In the brokenness of the information security industry, our inability to communicate effectively stands out above the rest as one of the root causes. We lack a common language that holds us all together. It’s critical that we find this common language to lay the foundation that can help us build a better industry. This communication can’t just be between information security experts, either.
In the United States, there are roughly 700,000 people that are considered “security people.” But there are 322 million people in the United States, and those people are all accessing important data. One of the biggest challenges we face in the information security industry is getting those people to care. The industry professionals cannot fix this industry themselves. It takes buy-in and understanding from those non-security people as well.

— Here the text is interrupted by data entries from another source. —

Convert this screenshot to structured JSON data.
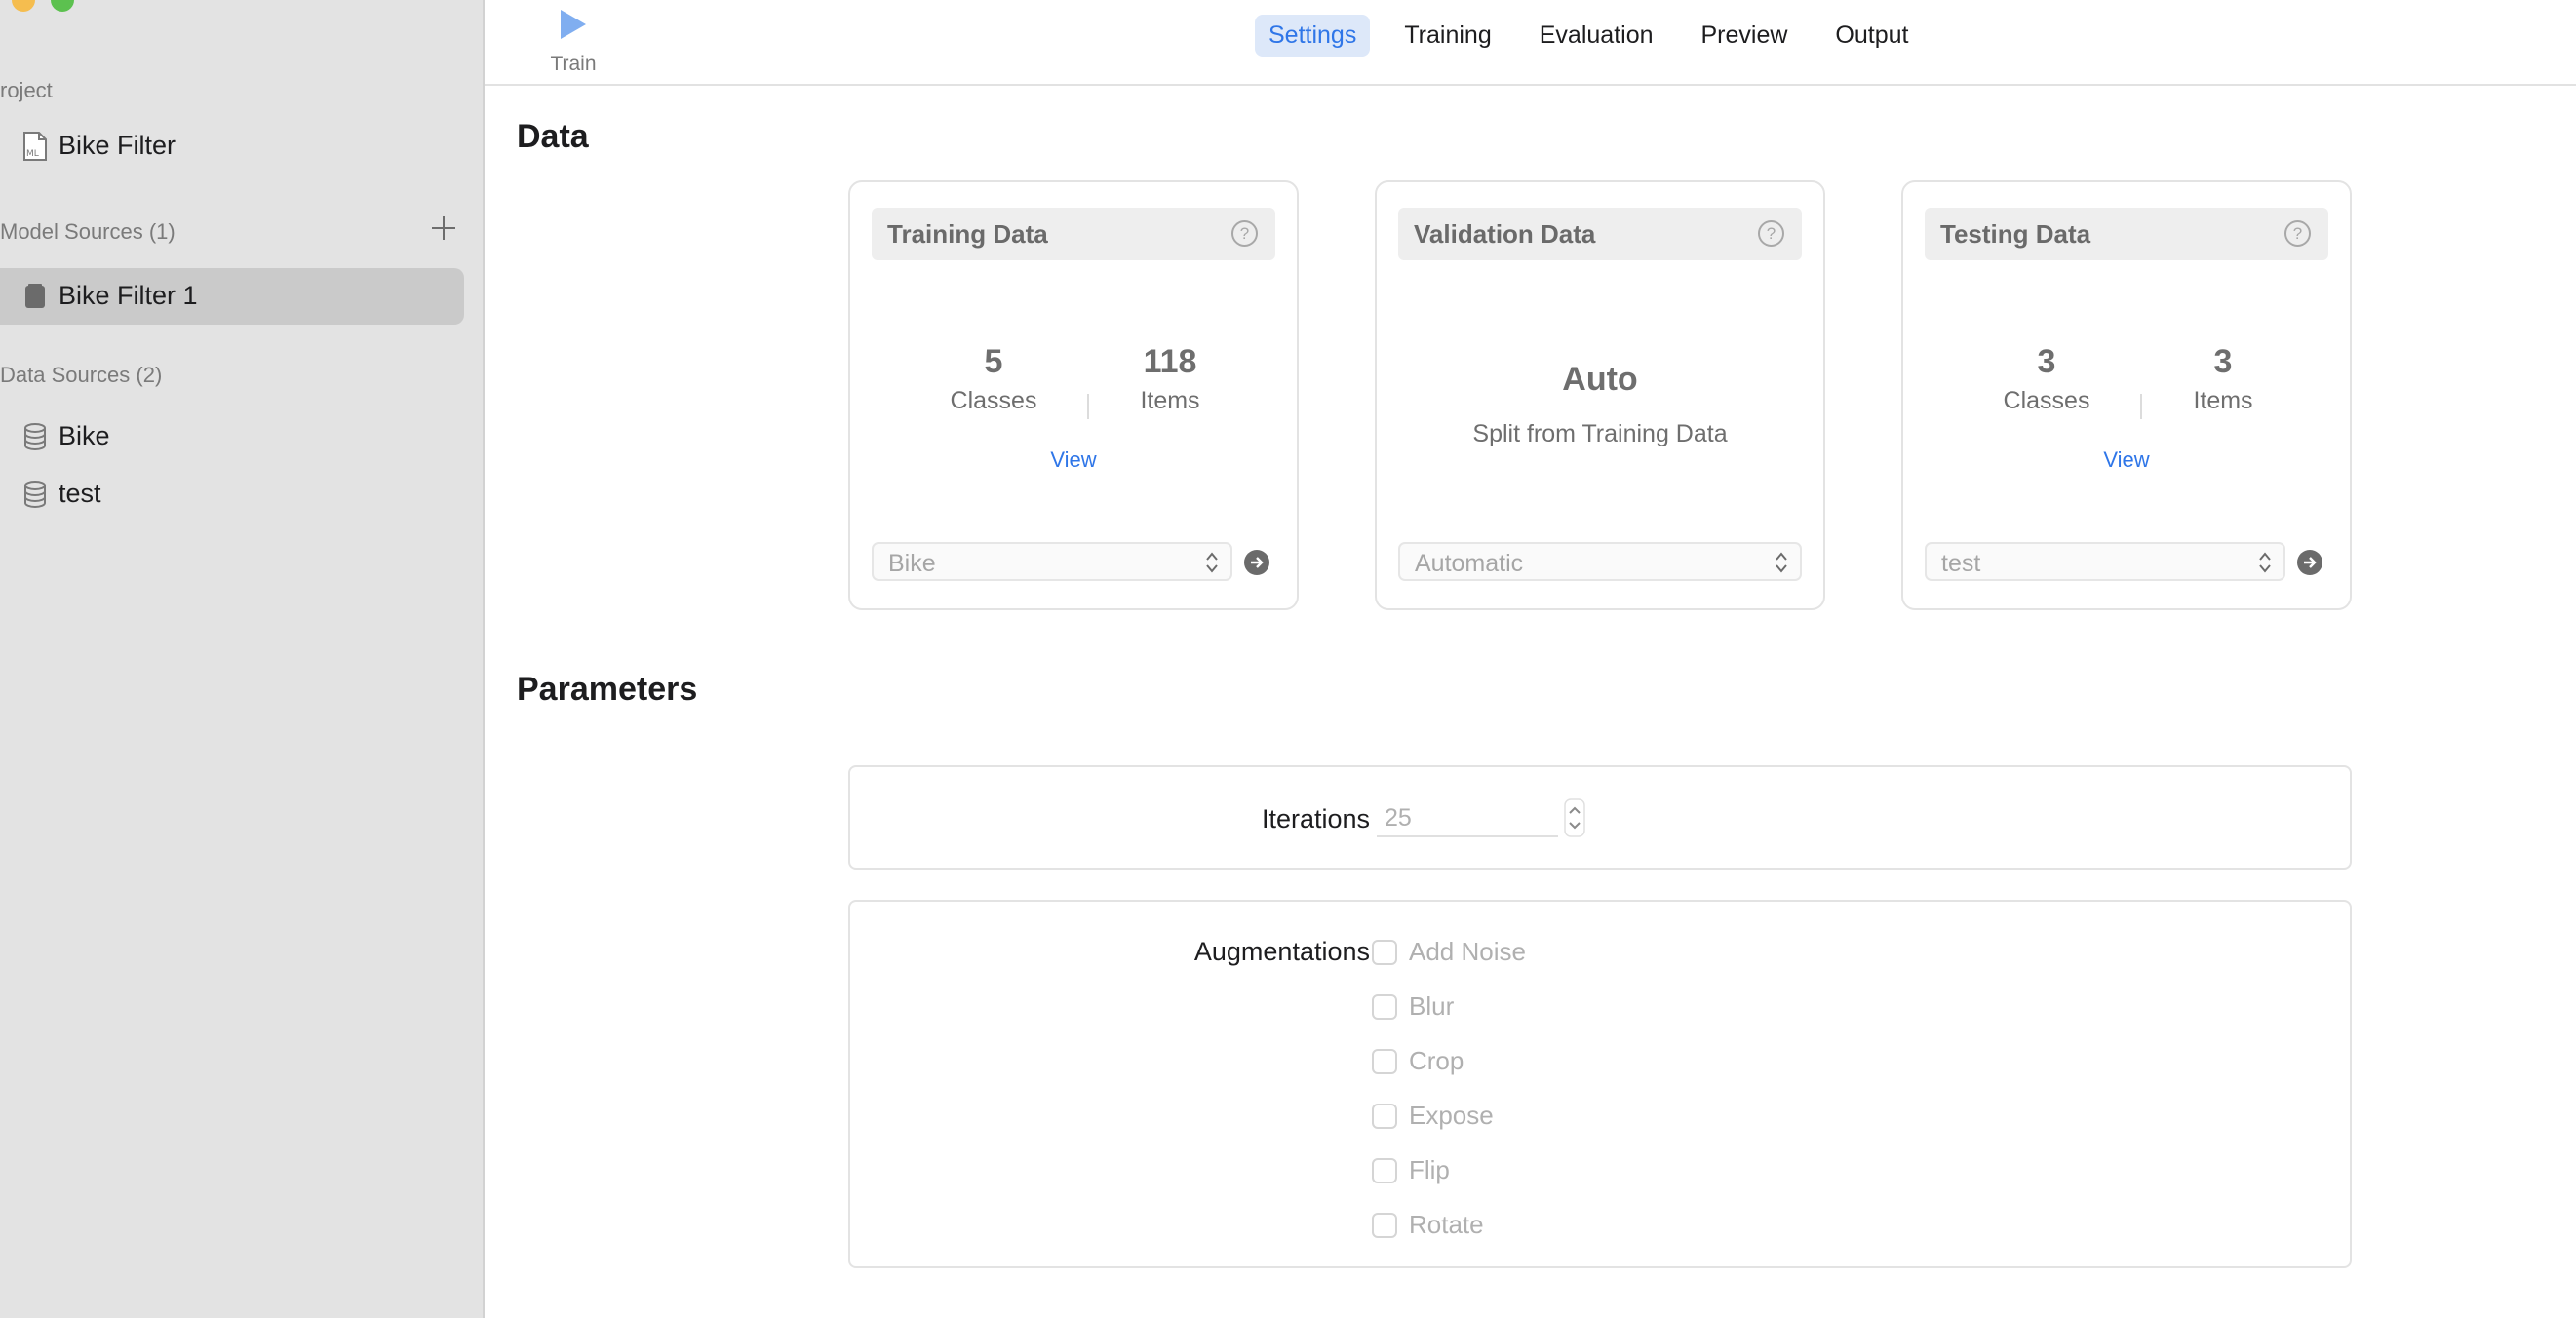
{
  "sidebar": {
    "project_label": "roject",
    "project_item": "Bike Filter",
    "model_sources_label": "Model Sources (1)",
    "model_item": "Bike Filter 1",
    "data_sources_label": "Data Sources (2)",
    "data_items": [
      "Bike",
      "test"
    ]
  },
  "toolbar": {
    "train_label": "Train",
    "tabs": [
      "Settings",
      "Training",
      "Evaluation",
      "Preview",
      "Output"
    ],
    "active_tab": "Settings"
  },
  "data_section": {
    "title": "Data",
    "training": {
      "title": "Training Data",
      "classes": "5",
      "classes_label": "Classes",
      "items": "118",
      "items_label": "Items",
      "view": "View",
      "select_value": "Bike"
    },
    "validation": {
      "title": "Validation Data",
      "main": "Auto",
      "sub": "Split from Training Data",
      "select_value": "Automatic"
    },
    "testing": {
      "title": "Testing Data",
      "classes": "3",
      "classes_label": "Classes",
      "items": "3",
      "items_label": "Items",
      "view": "View",
      "select_value": "test"
    },
    "help_glyph": "?"
  },
  "parameters": {
    "title": "Parameters",
    "iterations_label": "Iterations",
    "iterations_value": "25",
    "augmentations_label": "Augmentations",
    "augmentations": [
      "Add Noise",
      "Blur",
      "Crop",
      "Expose",
      "Flip",
      "Rotate"
    ]
  }
}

Too many times when I’ve tried to discuss my job to people, or bring up information security topics, their eyes glaze over. They say something nice just so they don’t make me feel bad, they give me a blank stare or confused look, or they just stop paying attention altogether.
So how do we break through to them? It circles back to this idea of a common language.
This is all personal. When an information security incident happens, when a breach happens, when data is compromised, it doesn’t just affect security people. It affects people. This is what we need to understand. We need the help of non-security people to improve the industry, and improving the industry helps people. If we can convey this effectively to non-security people, we can make a monumental step in the right direction.
One of the best ways that we can get people speaking a similar language to us, and understanding the significance of information security is to tell stories. Giving people real-life examples of how others just like them have been impacted by information security incidents can light the proverbial lightbulb above their heads. Storytelling is one technique by which we can all come to a mutual understanding about exactly why this is important.
Setting an Example
There are hundreds of stories that can be told about information security incidents, and they all share a common theme. They all had consequences, and those consequences impacted people.
I recently heard about a 60-year-old woman who visited the doctor’s office for an appointment, and they congratulated her on the birth of her newborn. Confused, she looked at the nurse and said that that ship had sailed long ago. As it turns out someone had stolen her identity to pay for hospital visits during the birth of their child on this lady’s insurance. Imagine if that was your mother or grandmother.
Not too long ago, a report came out that stated that about a fifth of educational institutions (schools) have been breached in some capacity. These breaches compromised student health records, contact information, and other personal and confidential information. If that was your child, would you find information security important?
These stories and the ones like them are relatable and impactful. Storytelling helps create a common language because it enhances the understanding of the significance of these incidents through their relatability. “If it happened to these people, it could certainly happen to me or a loved one, and I don’t want that to happen.” If we can generate and practice a common language, we will create allies to help us improve the brokenness of the information security industry, and ultimately protect more people and their information.